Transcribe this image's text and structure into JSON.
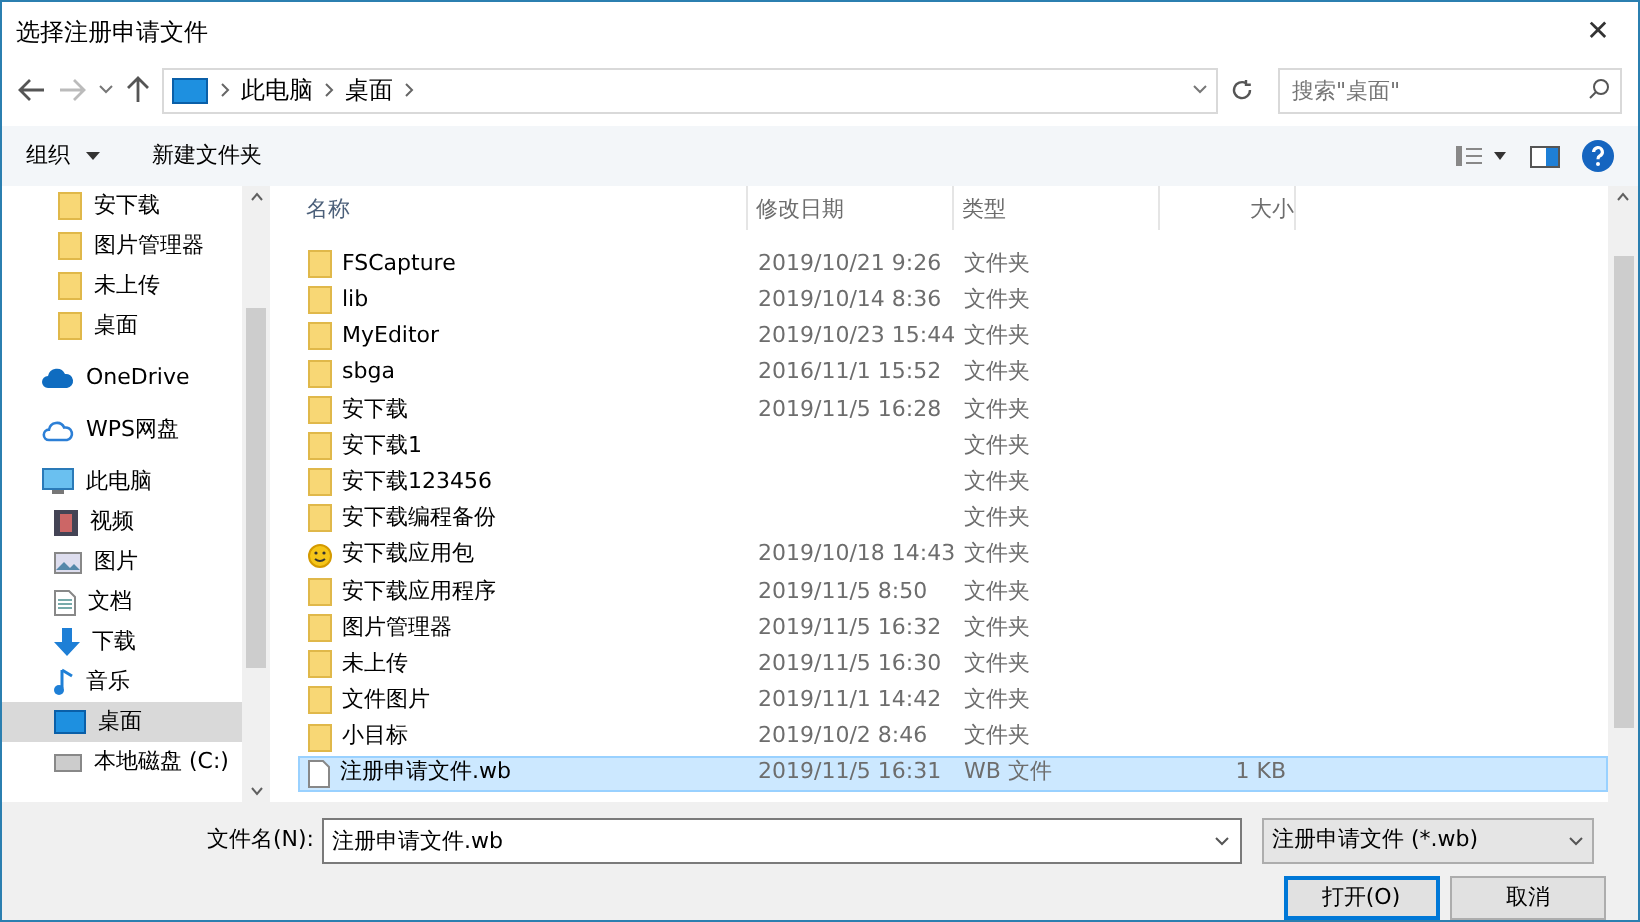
{
  "window": {
    "title": "选择注册申请文件",
    "close": "✕"
  },
  "nav": {
    "breadcrumb": [
      "此电脑",
      "桌面"
    ],
    "search": {
      "placeholder": "搜索\"桌面\""
    }
  },
  "toolbar": {
    "organize": "组织",
    "new_folder": "新建文件夹"
  },
  "sidebar": {
    "pinned": [
      {
        "label": "安下载",
        "kind": "folder",
        "selected": false
      },
      {
        "label": "图片管理器",
        "kind": "folder",
        "selected": false
      },
      {
        "label": "未上传",
        "kind": "folder",
        "selected": false
      },
      {
        "label": "桌面",
        "kind": "folder",
        "selected": false
      }
    ],
    "items": [
      {
        "label": "OneDrive",
        "kind": "onedrive",
        "selected": false
      },
      {
        "label": "WPS网盘",
        "kind": "cloud",
        "selected": false
      },
      {
        "label": "此电脑",
        "kind": "pc",
        "selected": false,
        "children": [
          {
            "label": "视频",
            "kind": "video",
            "selected": false
          },
          {
            "label": "图片",
            "kind": "picture",
            "selected": false
          },
          {
            "label": "文档",
            "kind": "doc",
            "selected": false
          },
          {
            "label": "下载",
            "kind": "download",
            "selected": false
          },
          {
            "label": "音乐",
            "kind": "music",
            "selected": false
          },
          {
            "label": "桌面",
            "kind": "desktop",
            "selected": true
          },
          {
            "label": "本地磁盘 (C:)",
            "kind": "drive",
            "selected": false
          }
        ]
      }
    ]
  },
  "table": {
    "columns": [
      "名称",
      "修改日期",
      "类型",
      "大小"
    ],
    "rows": [
      {
        "name": "FSCapture",
        "date": "2019/10/21 9:26",
        "type": "文件夹",
        "kind": "folder",
        "selected": false
      },
      {
        "name": "lib",
        "date": "2019/10/14 8:36",
        "type": "文件夹",
        "kind": "folder",
        "selected": false
      },
      {
        "name": "MyEditor",
        "date": "2019/10/23 15:44",
        "type": "文件夹",
        "kind": "folder",
        "selected": false
      },
      {
        "name": "sbga",
        "date": "2016/11/1 15:52",
        "type": "文件夹",
        "kind": "folder",
        "selected": false
      },
      {
        "name": "安下载",
        "date": "2019/11/5 16:28",
        "type": "文件夹",
        "kind": "folder",
        "selected": false
      },
      {
        "name": "安下载1",
        "type": "文件夹",
        "kind": "folder",
        "selected": false
      },
      {
        "name": "安下载123456",
        "type": "文件夹",
        "kind": "folder",
        "selected": false
      },
      {
        "name": "安下载编程备份",
        "type": "文件夹",
        "kind": "folder",
        "selected": false
      },
      {
        "name": "安下载应用包",
        "date": "2019/10/18 14:43",
        "type": "文件夹",
        "kind": "app",
        "selected": false
      },
      {
        "name": "安下载应用程序",
        "date": "2019/11/5 8:50",
        "type": "文件夹",
        "kind": "folder",
        "selected": false
      },
      {
        "name": "图片管理器",
        "date": "2019/11/5 16:32",
        "type": "文件夹",
        "kind": "folder",
        "selected": false
      },
      {
        "name": "未上传",
        "date": "2019/11/5 16:30",
        "type": "文件夹",
        "kind": "folder",
        "selected": false
      },
      {
        "name": "文件图片",
        "date": "2019/11/1 14:42",
        "type": "文件夹",
        "kind": "folder",
        "selected": false
      },
      {
        "name": "小目标",
        "date": "2019/10/2 8:46",
        "type": "文件夹",
        "kind": "folder",
        "selected": false
      },
      {
        "name": "注册申请文件.wb",
        "date": "2019/11/5 16:31",
        "type": "WB 文件",
        "size": "1 KB",
        "kind": "file",
        "selected": true
      }
    ]
  },
  "footer": {
    "filename_label": "文件名(N):",
    "filename": "注册申请文件.wb",
    "filter": "注册申请文件 (*.wb)",
    "open": "打开(O)",
    "cancel": "取消"
  }
}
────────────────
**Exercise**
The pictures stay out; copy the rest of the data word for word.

**Completed exercise**
Transcribe this image's text and structure into JSON.
{
  "window": {
    "title": "选择注册申请文件",
    "close": "✕"
  },
  "nav": {
    "breadcrumb": [
      "此电脑",
      "桌面"
    ],
    "search": {
      "placeholder": "搜索\"桌面\""
    }
  },
  "toolbar": {
    "organize": "组织",
    "new_folder": "新建文件夹"
  },
  "sidebar": {
    "pinned": [
      {
        "label": "安下载",
        "kind": "folder",
        "selected": false
      },
      {
        "label": "图片管理器",
        "kind": "folder",
        "selected": false
      },
      {
        "label": "未上传",
        "kind": "folder",
        "selected": false
      },
      {
        "label": "桌面",
        "kind": "folder",
        "selected": false
      }
    ],
    "items": [
      {
        "label": "OneDrive",
        "kind": "onedrive",
        "selected": false
      },
      {
        "label": "WPS网盘",
        "kind": "cloud",
        "selected": false
      },
      {
        "label": "此电脑",
        "kind": "pc",
        "selected": false,
        "children": [
          {
            "label": "视频",
            "kind": "video",
            "selected": false
          },
          {
            "label": "图片",
            "kind": "picture",
            "selected": false
          },
          {
            "label": "文档",
            "kind": "doc",
            "selected": false
          },
          {
            "label": "下载",
            "kind": "download",
            "selected": false
          },
          {
            "label": "音乐",
            "kind": "music",
            "selected": false
          },
          {
            "label": "桌面",
            "kind": "desktop",
            "selected": true
          },
          {
            "label": "本地磁盘 (C:)",
            "kind": "drive",
            "selected": false
          }
        ]
      }
    ]
  },
  "table": {
    "columns": [
      "名称",
      "修改日期",
      "类型",
      "大小"
    ],
    "rows": [
      {
        "name": "FSCapture",
        "date": "2019/10/21 9:26",
        "type": "文件夹",
        "kind": "folder",
        "selected": false
      },
      {
        "name": "lib",
        "date": "2019/10/14 8:36",
        "type": "文件夹",
        "kind": "folder",
        "selected": false
      },
      {
        "name": "MyEditor",
        "date": "2019/10/23 15:44",
        "type": "文件夹",
        "kind": "folder",
        "selected": false
      },
      {
        "name": "sbga",
        "date": "2016/11/1 15:52",
        "type": "文件夹",
        "kind": "folder",
        "selected": false
      },
      {
        "name": "安下载",
        "date": "2019/11/5 16:28",
        "type": "文件夹",
        "kind": "folder",
        "selected": false
      },
      {
        "name": "安下载1",
        "type": "文件夹",
        "kind": "folder",
        "selected": false
      },
      {
        "name": "安下载123456",
        "type": "文件夹",
        "kind": "folder",
        "selected": false
      },
      {
        "name": "安下载编程备份",
        "type": "文件夹",
        "kind": "folder",
        "selected": false
      },
      {
        "name": "安下载应用包",
        "date": "2019/10/18 14:43",
        "type": "文件夹",
        "kind": "app",
        "selected": false
      },
      {
        "name": "安下载应用程序",
        "date": "2019/11/5 8:50",
        "type": "文件夹",
        "kind": "folder",
        "selected": false
      },
      {
        "name": "图片管理器",
        "date": "2019/11/5 16:32",
        "type": "文件夹",
        "kind": "folder",
        "selected": false
      },
      {
        "name": "未上传",
        "date": "2019/11/5 16:30",
        "type": "文件夹",
        "kind": "folder",
        "selected": false
      },
      {
        "name": "文件图片",
        "date": "2019/11/1 14:42",
        "type": "文件夹",
        "kind": "folder",
        "selected": false
      },
      {
        "name": "小目标",
        "date": "2019/10/2 8:46",
        "type": "文件夹",
        "kind": "folder",
        "selected": false
      },
      {
        "name": "注册申请文件.wb",
        "date": "2019/11/5 16:31",
        "type": "WB 文件",
        "size": "1 KB",
        "kind": "file",
        "selected": true
      }
    ]
  },
  "footer": {
    "filename_label": "文件名(N):",
    "filename": "注册申请文件.wb",
    "filter": "注册申请文件 (*.wb)",
    "open": "打开(O)",
    "cancel": "取消"
  }
}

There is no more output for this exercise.